§ **INPUT**:
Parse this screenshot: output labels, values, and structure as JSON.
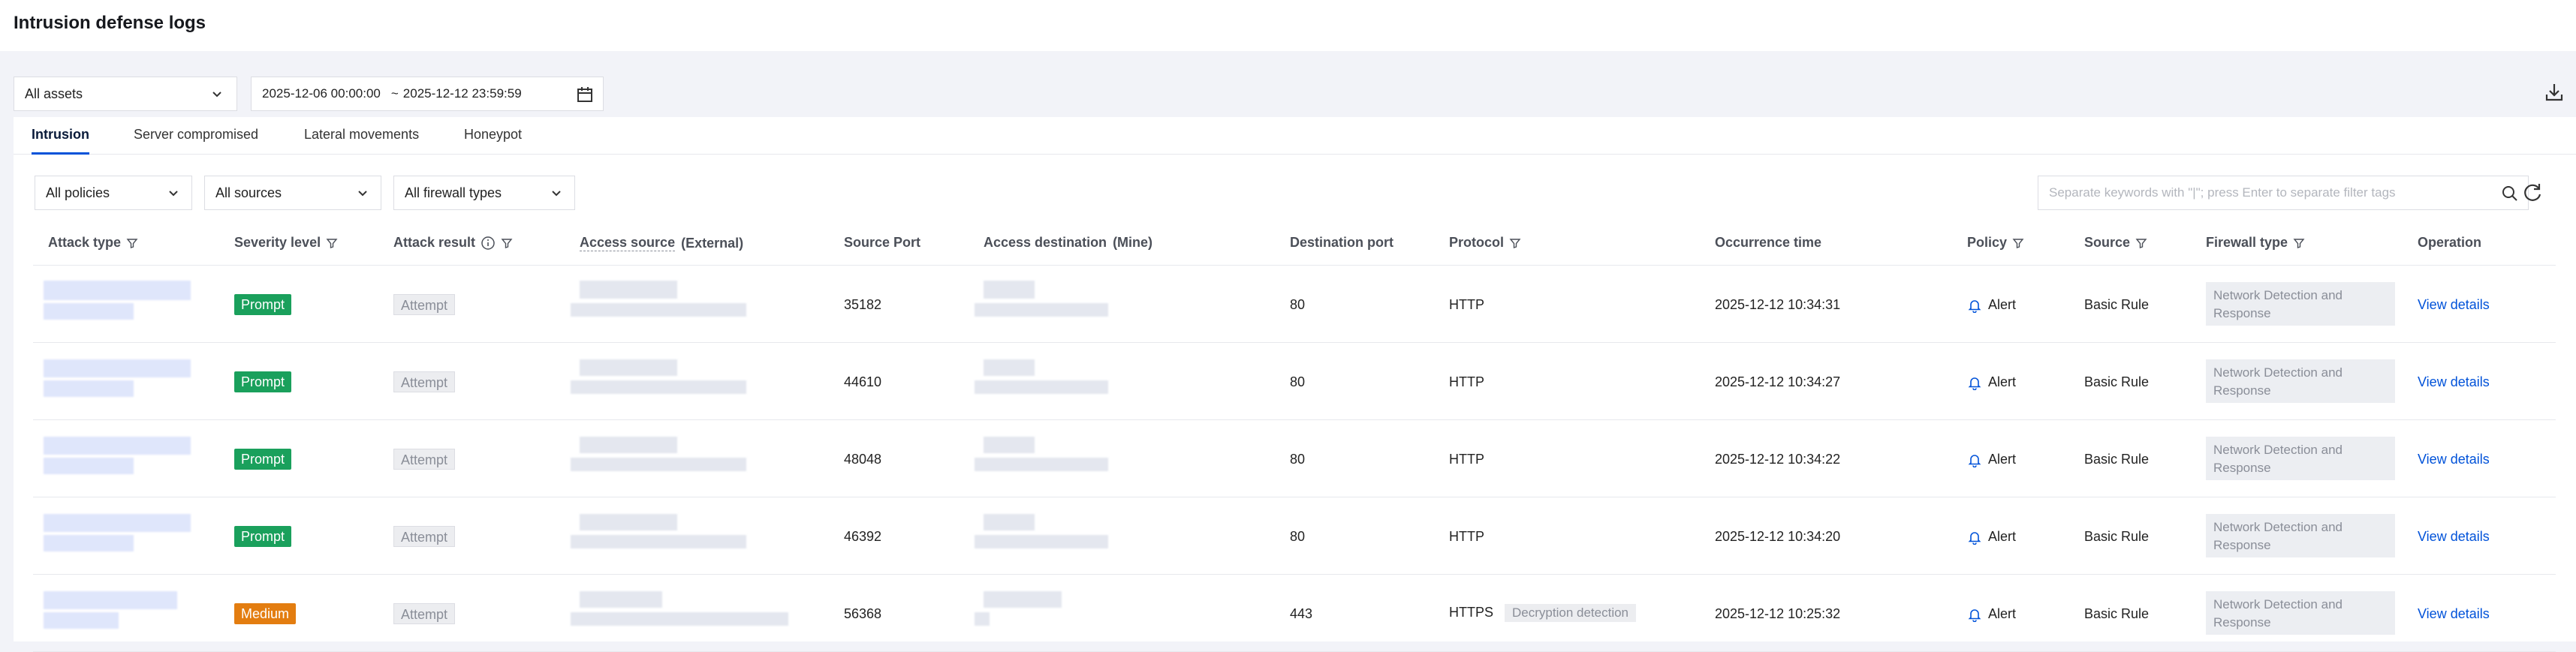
{
  "header": {
    "title": "Intrusion defense logs"
  },
  "filters": {
    "asset": "All assets",
    "date_start": "2025-12-06 00:00:00",
    "date_sep": "~",
    "date_end": "2025-12-12 23:59:59"
  },
  "tabs": [
    {
      "label": "Intrusion",
      "active": true
    },
    {
      "label": "Server compromised",
      "active": false
    },
    {
      "label": "Lateral movements",
      "active": false
    },
    {
      "label": "Honeypot",
      "active": false
    }
  ],
  "sub_filters": {
    "policies": "All policies",
    "sources": "All sources",
    "firewall_types": "All firewall types",
    "search_placeholder": "Separate keywords with \"|\"; press Enter to separate filter tags"
  },
  "columns": {
    "attack_type": "Attack type",
    "severity": "Severity level",
    "result": "Attack result",
    "access_source": "Access source",
    "access_source_suffix": "(External)",
    "source_port": "Source Port",
    "access_destination": "Access destination",
    "access_destination_suffix": "(Mine)",
    "destination_port": "Destination port",
    "protocol": "Protocol",
    "occurrence_time": "Occurrence time",
    "policy": "Policy",
    "source": "Source",
    "firewall_type": "Firewall type",
    "operation": "Operation"
  },
  "rows": [
    {
      "severity": "Prompt",
      "severity_color": "#1aa05c",
      "result": "Attempt",
      "source_port": "35182",
      "destination_port": "80",
      "protocol": "HTTP",
      "protocol_tag": "",
      "time": "2025-12-12 10:34:31",
      "policy": "Alert",
      "source": "Basic Rule",
      "firewall_type": "Network Detection and Response",
      "operation": "View details"
    },
    {
      "severity": "Prompt",
      "severity_color": "#1aa05c",
      "result": "Attempt",
      "source_port": "44610",
      "destination_port": "80",
      "protocol": "HTTP",
      "protocol_tag": "",
      "time": "2025-12-12 10:34:27",
      "policy": "Alert",
      "source": "Basic Rule",
      "firewall_type": "Network Detection and Response",
      "operation": "View details"
    },
    {
      "severity": "Prompt",
      "severity_color": "#1aa05c",
      "result": "Attempt",
      "source_port": "48048",
      "destination_port": "80",
      "protocol": "HTTP",
      "protocol_tag": "",
      "time": "2025-12-12 10:34:22",
      "policy": "Alert",
      "source": "Basic Rule",
      "firewall_type": "Network Detection and Response",
      "operation": "View details"
    },
    {
      "severity": "Prompt",
      "severity_color": "#1aa05c",
      "result": "Attempt",
      "source_port": "46392",
      "destination_port": "80",
      "protocol": "HTTP",
      "protocol_tag": "",
      "time": "2025-12-12 10:34:20",
      "policy": "Alert",
      "source": "Basic Rule",
      "firewall_type": "Network Detection and Response",
      "operation": "View details"
    },
    {
      "severity": "Medium",
      "severity_color": "#e37d10",
      "result": "Attempt",
      "source_port": "56368",
      "destination_port": "443",
      "protocol": "HTTPS",
      "protocol_tag": "Decryption detection",
      "time": "2025-12-12 10:25:32",
      "policy": "Alert",
      "source": "Basic Rule",
      "firewall_type": "Network Detection and Response",
      "operation": "View details"
    }
  ],
  "colors": {
    "accent": "#0052d9",
    "prompt": "#1aa05c",
    "medium": "#e37d10"
  },
  "icons": [
    "chevron-down-icon",
    "calendar-icon",
    "download-icon",
    "search-icon",
    "refresh-icon",
    "filter-icon",
    "info-icon",
    "bell-icon"
  ]
}
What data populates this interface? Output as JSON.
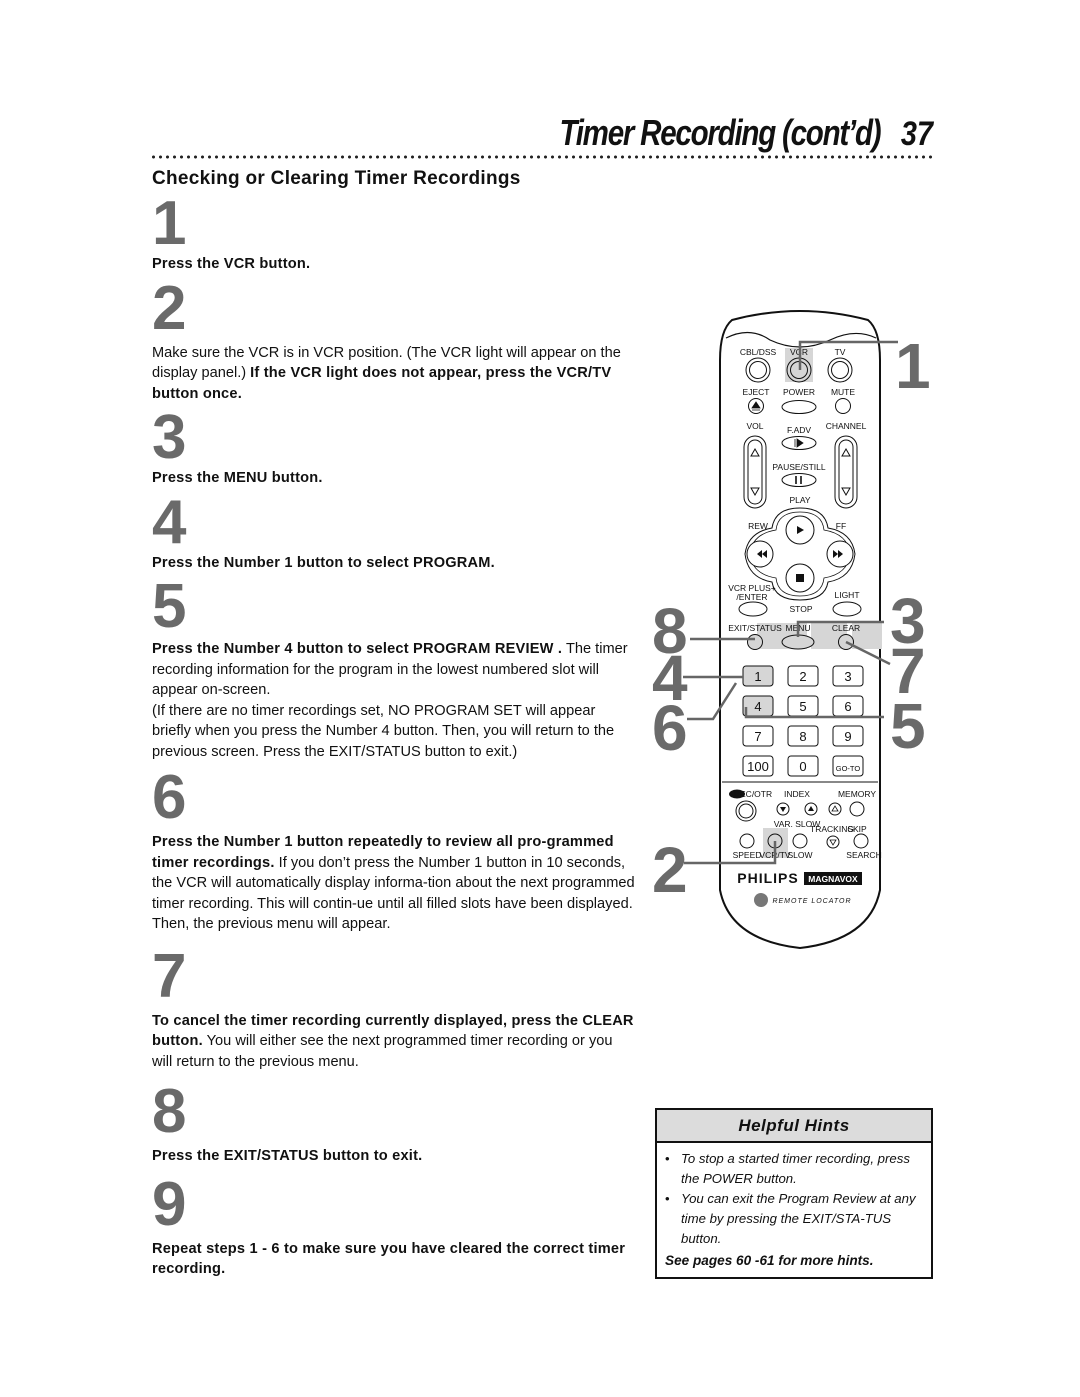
{
  "header": {
    "title": "Timer Recording (cont’d)",
    "page_number": "37"
  },
  "section_title": "Checking or Clearing Timer Recordings",
  "steps": [
    {
      "number": "1",
      "bold": "Press the VCR button.",
      "text": ""
    },
    {
      "number": "2",
      "pre": "Make sure the VCR is in VCR position. (The VCR light will appear on the display panel.) ",
      "bold": "If the VCR light does not appear, press the VCR/TV button once.",
      "text": ""
    },
    {
      "number": "3",
      "bold": "Press the MENU button.",
      "text": ""
    },
    {
      "number": "4",
      "bold": "Press the Number 1 button to select PROGRAM.",
      "text": ""
    },
    {
      "number": "5",
      "bold": "Press the Number 4 button to select PROGRAM REVIEW .",
      "text": " The timer recording information for the program in the lowest numbered slot will appear on-screen.",
      "text2": "(If there are no timer recordings set, NO PROGRAM SET will appear briefly when you press the Number 4 button. Then, you will return to the previous screen. Press the EXIT/STATUS button to exit.)"
    },
    {
      "number": "6",
      "bold": "Press the Number 1 button repeatedly to review all pro-grammed timer recordings.",
      "text": " If you don’t press the Number 1 button in 10 seconds, the VCR will automatically display informa-tion about the next programmed timer recording. This will contin-ue until all filled slots have been displayed. Then, the previous menu will appear."
    },
    {
      "number": "7",
      "bold": "To cancel the timer recording currently displayed, press the CLEAR button.",
      "text": " You will either see the next programmed timer recording or you will return to the previous menu."
    },
    {
      "number": "8",
      "bold": "Press the EXIT/STATUS button to exit.",
      "text": ""
    },
    {
      "number": "9",
      "bold": "Repeat steps 1 - 6 to make sure you have cleared the correct timer recording.",
      "text": ""
    }
  ],
  "remote": {
    "labels": {
      "cbl_dss": "CBL/DSS",
      "vcr": "VCR",
      "tv": "TV",
      "eject": "EJECT",
      "power": "POWER",
      "mute": "MUTE",
      "vol": "VOL",
      "f_adv": "F.ADV",
      "channel": "CHANNEL",
      "pause_still": "PAUSE/STILL",
      "play": "PLAY",
      "rew": "REW",
      "ff": "FF",
      "vcr_plus": "VCR PLUS+",
      "enter": "/ENTER",
      "light": "LIGHT",
      "stop": "STOP",
      "exit_status": "EXIT/STATUS",
      "menu": "MENU",
      "clear": "CLEAR",
      "rec_otr": "REC/OTR",
      "index": "INDEX",
      "memory": "MEMORY",
      "var_slow": "VAR. SLOW",
      "tracking": "TRACKING",
      "skip": "SKIP",
      "speed": "SPEED",
      "vcr_tv": "VCR/TV",
      "slow": "SLOW",
      "search": "SEARCH",
      "brand1": "PHILIPS",
      "brand2": "MAGNAVOX",
      "remote_locator": "REMOTE LOCATOR"
    },
    "keypad": [
      "1",
      "2",
      "3",
      "4",
      "5",
      "6",
      "7",
      "8",
      "9",
      "100",
      "0",
      "GO-TO"
    ],
    "callouts": {
      "c1": "1",
      "c2": "2",
      "c3": "3",
      "c4": "4",
      "c5": "5",
      "c6": "6",
      "c7": "7",
      "c8": "8"
    }
  },
  "hints": {
    "title": "Helpful Hints",
    "items": [
      "To stop a started timer recording, press the POWER button.",
      "You can exit the Program Review at any time by pressing the EXIT/STA-TUS button."
    ],
    "footer": "See pages 60 -61 for more hints."
  }
}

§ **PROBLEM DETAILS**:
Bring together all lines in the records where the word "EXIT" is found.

§ **TASK SOLUTION**:
      "text2": "(If there are no timer recordings set, NO PROGRAM SET will appear briefly when you press the Number 4 button. Then, you will return to the previous screen. Press the EXIT/STATUS button to exit.)"
      "bold": "Press the EXIT/STATUS button to exit.",
      "exit_status": "EXIT/STATUS",
      "You can exit the Program Review at any time by pressing the EXIT/STA-TUS button."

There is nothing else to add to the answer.